The system would still preserve the incentive for growth because hard work would bring higher incomes. At the same time, it would avoid severe recessions and depressions caused by poor consumer demand (due to a huge gap between wages and productivity resulting in poor purchasing capacity of the majority of consumers). Also, in economic downturns, it will be possible to cut back the working hours of the workers and reduce their wages across the board rather than lay off some workers. This would minimize, if not eliminate, the problem of high unemployment .
Modern economic thinkers blame automation as a major cause of job losses. Technology could be productively utilized in such a way that the manufacturing sector could cut back on work hours while paying workers a high wage due to their high productivity. This is because automation enables a worker to be very productive through use of machines to manufacture products. High worker productivity significantly increases the supply of goods in an economy. As a result workers would be able to work for fewer hours to achieve their production target. They could use their spare time to pursue higher education, leisure, hobbies, vocational training, etc. This way it is also possible to minimize, if not eliminate, the problem of high unemployment resulting from automation while still keeping the supply of goods proportionate to consumer demand.
Employee guided firms will also be able provide health insurance and pension benefits to workers and the government would not need to spend money for this purpose. This way the budget deficit would fall to zero and the national debt could be retired over time.
Additionally, it would also avoid undue pressure from Wall Street to ship jobs overseas under pressure of delivering maximum profits to Wall Street investors. This would minimize speculation, malpractices and economic bubbles through economic self-regulation with minimal government interference.
2. Robert J. Shiller: “The Mystery of Economic Recessions”, New York Times, 4 February 2001. p. 17 http://cowles.econ.yale.edu/news/shiller/rjs_01-02-01_nyt_mystery.htm
3. Martin Crutsinger: “US deficit tops $1 trillion for fourth year,” Associated Press, 12 October 2012. http://finance.yahoo.com/news/us-deficit-tops-1-trillion-fourth-011445884–finance.html
4. Justin Webb, “Don’t be distracted by Greece : Americans must also face financial facts, ” Telegraph (UK), 25 June 2011. http://www.telegraph.co.uk/news/worldnews/us-politics/8598451/Dont-be-distracted-by-Greece-Americans-must-also-face-financial-facts.html

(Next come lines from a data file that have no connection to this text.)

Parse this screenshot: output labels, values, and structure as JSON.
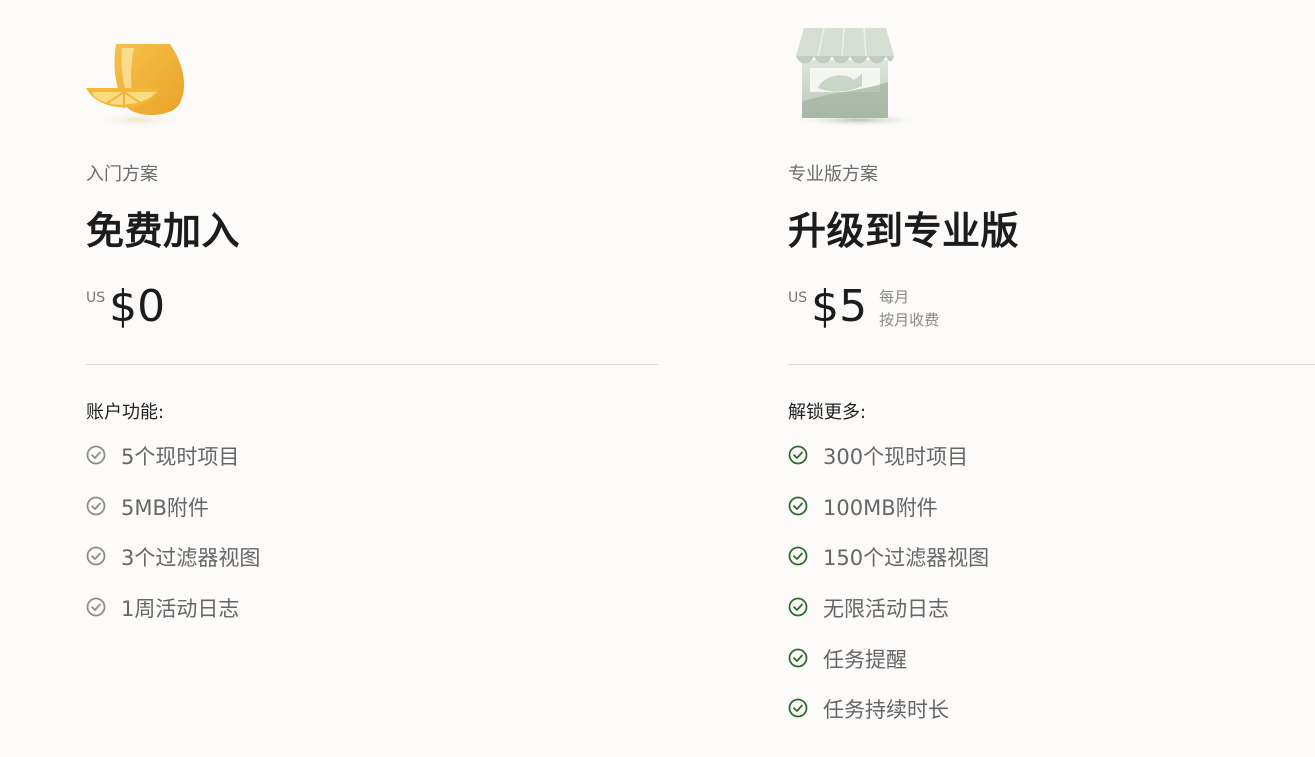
{
  "plans": {
    "free": {
      "illustration": "lemon-drink-icon",
      "kicker": "入门方案",
      "title": "免费加入",
      "currency": "US",
      "amount": "$0",
      "features_heading": "账户功能:",
      "check_color": "#8c8c8c",
      "features": [
        "5个现时项目",
        "5MB附件",
        "3个过滤器视图",
        "1周活动日志"
      ]
    },
    "pro": {
      "illustration": "storefront-icon",
      "kicker": "专业版方案",
      "title": "升级到专业版",
      "currency": "US",
      "amount": "$5",
      "billing_period": "每月",
      "billing_note": "按月收费",
      "features_heading": "解锁更多:",
      "check_color": "#2f6b2f",
      "features": [
        "300个现时项目",
        "100MB附件",
        "150个过滤器视图",
        "无限活动日志",
        "任务提醒",
        "任务持续时长"
      ]
    }
  }
}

5. Laurie Milner, The Suez Crisis, 03 March 2011. http://www.bbc.co.uk/history/british/modern/suez_01.shtml
7. Alex Seitz-Wald: 10 Things Conservatives Don’t Want You To Know About Ronald Reagan, 5 February 2011. http://thinkprogress.org/politics/2011/02/05/142288/reagan-centennial/?mobile=nc
10. China seeks to learn from mistakes of 1985 Plaza Accord, The Japan Times, 9 September 2006. http://www.japantimes.co.jp/text/nb20060909a3.html
11. Richard Dudley: Counterfeit Electronics in DoD are Widespread and Threaten National Security, 3 June 2012. http://defense-update.com/20120603_counterfeit-electronics-in-dod-are-widespread-and-threaten-national-security.html
12. Joseph Farah: Fake Chinese electronics threaten U.S. Defense. 29 May 2012. http://www.wnd.com/2012/05/fake-electronics-feared-undermining-u-s-defense/
13. Sean Fenley: Barack Obama, What’s Wrong with Protectionism?, 21 September 2008. http://www.opednews.com/articles/Barack-Obama-What-s-Wrong-by-Sean-Fenley-080918-200.html
14. David Ruccio: Graph of the week: USA productivity and real hourly wages 1964-2008. http://rwer.wordpress.com/2010/11/20/graph-of-the-week-usa-productivity-and-real-hourly-wages-1964-2008/